By: Paulina Mangubat
“The world’s gone crazy,” Peter Kammerer declared in an op-ed for the South China Morning Post that addressed the recent machinations of Donald Trump, the presumptive Republican nominee, and Rodrigo Duterte, president-elect of the Philippines.
Kammerer’s not alone. “The world’s gone crazy!” is a sentiment that has wriggled its way into every thinkpiece, op-ed and news analysis written this campaign season. These allegations of insanity are almost always accompanied by something along the lines of, “God help us! So much for democratic values.”
Given these anxieties, I suppose it’s understandable that many people would try to rationalize Trump’s success by comparing him to Rodrigo Duterte (or, alternatively, rationalize Duterte’s success by comparing him to Trump). But these comparisons are not only inaccurate—they’re also wildly reductive, collapsing the unique histories of each politician under the category of “crazy demagogue.”
Duterte is, indubitably, a formidable terror. He recently endorsed vigilantism by publicly encouraging Filipino civilians with guns to shoot and kill drug dealers. During his campaign, he made several tone-deaf, offensive jokes about a 36-year-old rape victim who was killed in 1989. He’s also continually threatened journalists, unabashedly catcalled women and flung vulgarities at Catholic Church leaders critical of his rather hands-on tactics.
Trump has been associated with a rise in political authoritarianism borne out of a fear of outsiders and a desire for order. When transposed onto Southeast Asian soil, this kind of logic works: Duterte is a strongman leader whose passionate anti-crime rhetoric and presupposed dedication to law and order (emphasis on “order,” of course—the legality of his plans is still suspect) constitutes political authoritarianism.
...pundits seeking to draw the easy comparison between Trump and Duterte should exercise caution.
Still, the similarities between Trump and Duterte are largely overemphasized. Consider, for example, that Duterte is a career politician who used brute force to (reportedly!) clean up the city of Davao, which was once known as the murder capital of the Philippines. Trump, on the other hand, is a staunchly anti-establishment populist, despite the backing he has received from members of the GOP establishment like Paul Ryan.
More obviously, it is exceedingly shortsighted to compare the potential leader of the United States to the elected leader of the Philippines. A simple look at the GDPs, economic history and soft power capabilities of either country makes that clear. Point-blank.
Trump is a man who has everything and therefore attracts the everyman. Duterte is a man for whom material possessions simply don’t matter: all that matters is appealing to the people with promises of immediate solutions via slash-and-burn politics. The effectiveness of either political strategy on the international stage is, of course, yet to be determined.

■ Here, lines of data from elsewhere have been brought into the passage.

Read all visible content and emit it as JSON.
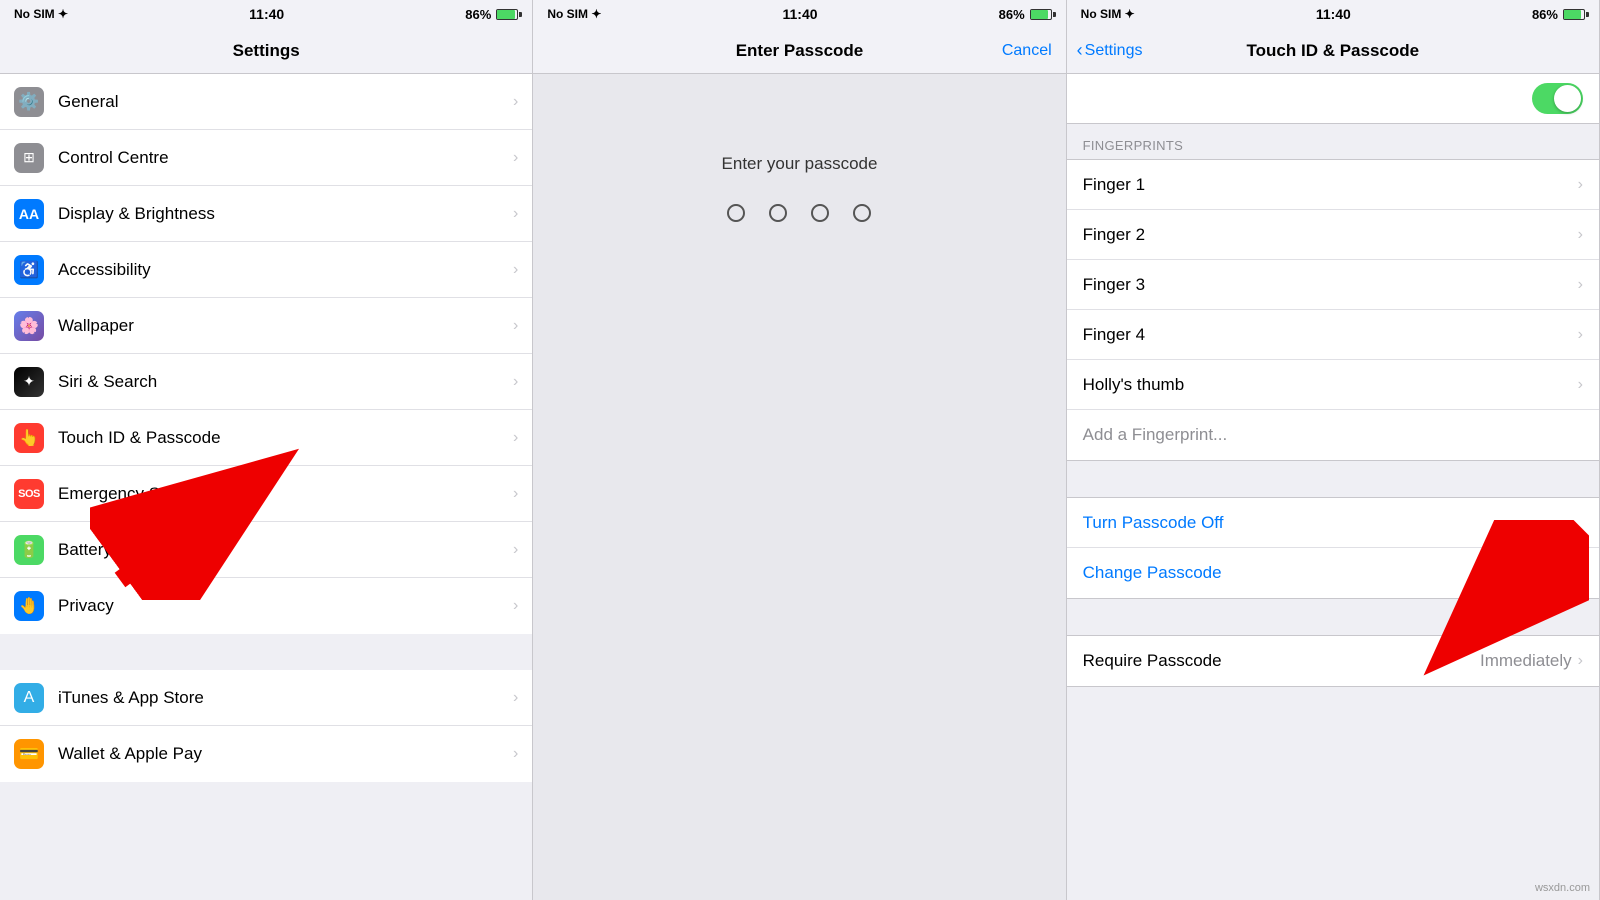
{
  "panels": {
    "panel1": {
      "statusBar": {
        "left": "No SIM ✦",
        "time": "11:40",
        "battery": "86%"
      },
      "navTitle": "Settings",
      "sections": [
        {
          "rows": [
            {
              "icon": "⚙️",
              "iconBg": "icon-gray",
              "label": "General"
            },
            {
              "icon": "🎛️",
              "iconBg": "icon-gray",
              "label": "Control Centre"
            },
            {
              "icon": "AA",
              "iconBg": "icon-blue",
              "label": "Display & Brightness"
            },
            {
              "icon": "♿",
              "iconBg": "icon-blue",
              "label": "Accessibility"
            },
            {
              "icon": "🖼️",
              "iconBg": "icon-wallpaper",
              "label": "Wallpaper"
            },
            {
              "icon": "✦",
              "iconBg": "icon-siri",
              "label": "Siri & Search"
            },
            {
              "icon": "👆",
              "iconBg": "icon-red",
              "label": "Touch ID & Passcode"
            },
            {
              "icon": "SOS",
              "iconBg": "icon-red",
              "label": "Emergency SOS"
            },
            {
              "icon": "🔋",
              "iconBg": "icon-green",
              "label": "Battery"
            },
            {
              "icon": "🤚",
              "iconBg": "icon-blue",
              "label": "Privacy"
            }
          ]
        },
        {
          "rows": [
            {
              "icon": "A",
              "iconBg": "icon-cyan",
              "label": "iTunes & App Store"
            },
            {
              "icon": "💳",
              "iconBg": "icon-orange",
              "label": "Wallet & Apple Pay"
            }
          ]
        }
      ]
    },
    "panel2": {
      "statusBar": {
        "left": "No SIM ✦",
        "time": "11:40",
        "battery": "86%"
      },
      "navTitle": "Enter Passcode",
      "cancelLabel": "Cancel",
      "prompt": "Enter your passcode",
      "dots": 4
    },
    "panel3": {
      "statusBar": {
        "left": "No SIM ✦",
        "time": "11:40",
        "battery": "86%"
      },
      "backLabel": "Settings",
      "navTitle": "Touch ID & Passcode",
      "fingerprintsHeader": "FINGERPRINTS",
      "fingerprints": [
        {
          "label": "Finger 1"
        },
        {
          "label": "Finger 2"
        },
        {
          "label": "Finger 3"
        },
        {
          "label": "Finger 4"
        },
        {
          "label": "Holly's thumb"
        }
      ],
      "addFingerprint": "Add a Fingerprint...",
      "turnPasscodeOff": "Turn Passcode Off",
      "changePasscode": "Change Passcode",
      "requirePasscodeLabel": "Require Passcode",
      "requirePasscodeValue": "Immediately"
    }
  },
  "watermark": "wsxdn.com"
}
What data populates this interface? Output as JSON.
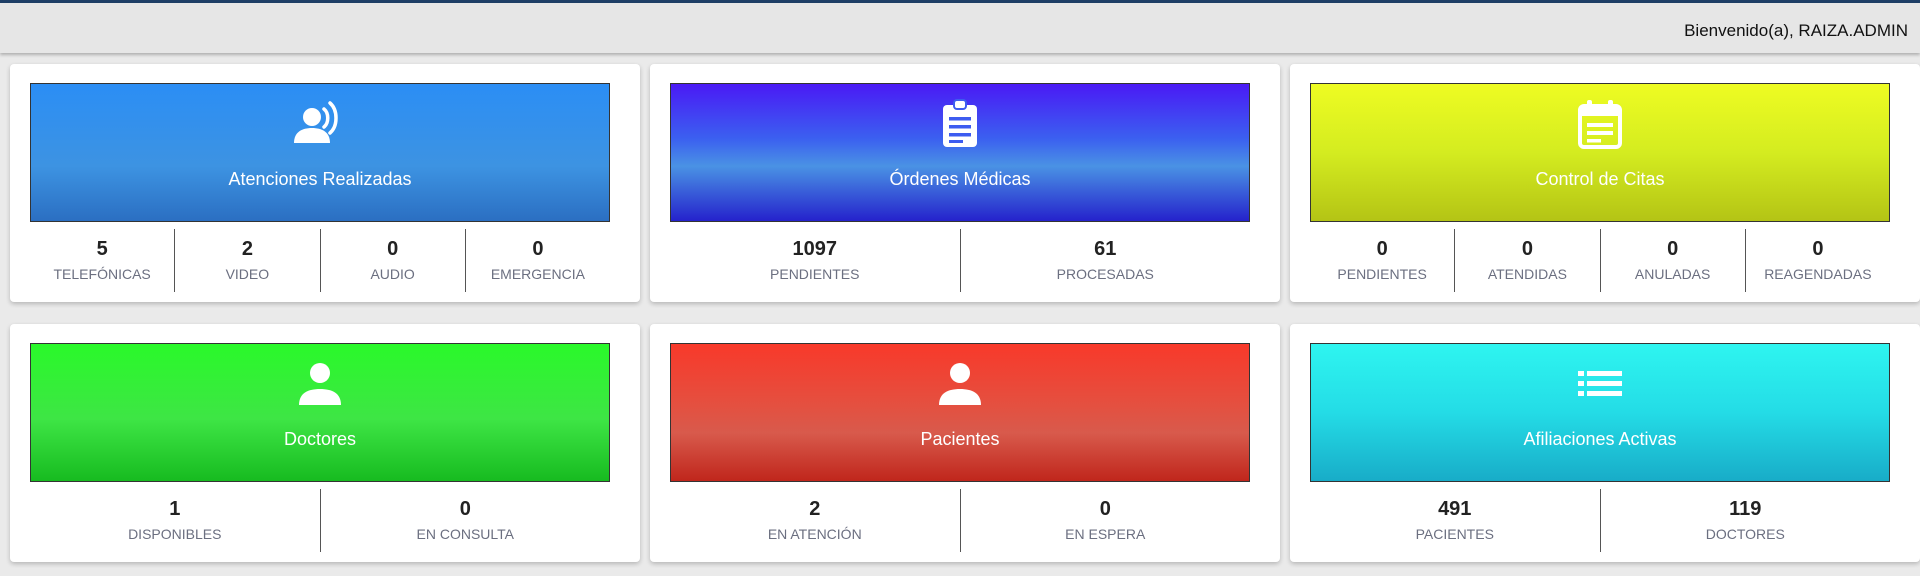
{
  "header": {
    "welcome": "Bienvenido(a), RAIZA.ADMIN"
  },
  "cards": [
    {
      "title": "Atenciones Realizadas",
      "icon": "person-voice-icon",
      "gradient": [
        "#2b8ef5",
        "#2b6fc2"
      ],
      "stats": [
        {
          "value": "5",
          "label": "TELEFÓNICAS"
        },
        {
          "value": "2",
          "label": "VIDEO"
        },
        {
          "value": "0",
          "label": "AUDIO"
        },
        {
          "value": "0",
          "label": "EMERGENCIA"
        }
      ]
    },
    {
      "title": "Órdenes Médicas",
      "icon": "clipboard-icon",
      "gradient": [
        "#4a1af5",
        "#2522cc"
      ],
      "stats": [
        {
          "value": "1097",
          "label": "PENDIENTES"
        },
        {
          "value": "61",
          "label": "PROCESADAS"
        }
      ]
    },
    {
      "title": "Control de Citas",
      "icon": "calendar-icon",
      "gradient": [
        "#eefc22",
        "#b4c415"
      ],
      "stats": [
        {
          "value": "0",
          "label": "PENDIENTES"
        },
        {
          "value": "0",
          "label": "ATENDIDAS"
        },
        {
          "value": "0",
          "label": "ANULADAS"
        },
        {
          "value": "0",
          "label": "REAGENDADAS"
        }
      ]
    },
    {
      "title": "Doctores",
      "icon": "person-icon",
      "gradient": [
        "#2af92a",
        "#17bb20"
      ],
      "stats": [
        {
          "value": "1",
          "label": "DISPONIBLES"
        },
        {
          "value": "0",
          "label": "EN CONSULTA"
        }
      ]
    },
    {
      "title": "Pacientes",
      "icon": "person-icon",
      "gradient": [
        "#f8392a",
        "#c0261c"
      ],
      "stats": [
        {
          "value": "2",
          "label": "EN ATENCIÓN"
        },
        {
          "value": "0",
          "label": "EN ESPERA"
        }
      ]
    },
    {
      "title": "Afiliaciones Activas",
      "icon": "list-icon",
      "gradient": [
        "#2ef5f0",
        "#18acc8"
      ],
      "stats": [
        {
          "value": "491",
          "label": "PACIENTES"
        },
        {
          "value": "119",
          "label": "DOCTORES"
        }
      ]
    }
  ]
}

If Trump and Duterte do share anything in common, it is that they are both the enfants terribles of the international press: loose-lipped and offensive, their remarks have handily driven clicks, shares and comments on news websites.
Thus, pundits seeking to draw the easy comparison between Trump and Duterte should exercise caution. After all, the media has the unique capability of granting autocrats more visibility among their target constituencies—all while publishing articles that are, for all intents and purposes, negative and critical.
We’ve already seen this with Trump. Coverage of the Trump campaign has practically continued nonstop since he declared his candidacy on June 16, 2015. But in the past few months, the American media has transitioned from a jolly state of Trump-induced tipsiness to a full-on Trump hangover. In a column for the New York Times, Nicholas Kristof admitted that the media empowered Trump just as much as widespread racial tensions did. “The media has needed Trump like a crack addict needs a hit,” Kristof wrote.
How thoughtful can the American media be about world news while it’s simultaneously engaged in robust self-flagellation, anyway? (I’m kidding.)
To the Western media mavens who’ve made the Trump-Duterte connection: I get it. I see what you did there. But it’s a clumsy comparison, and one that says more about the state of the press than it does about either Donald Trump or Rodrigo Duterte.
Paulina Mangubat is a communications intern for the EastWest Institute. She is a Barnard College senior majoring in political science and East Asian studies. She tweets @paulinaVEVO.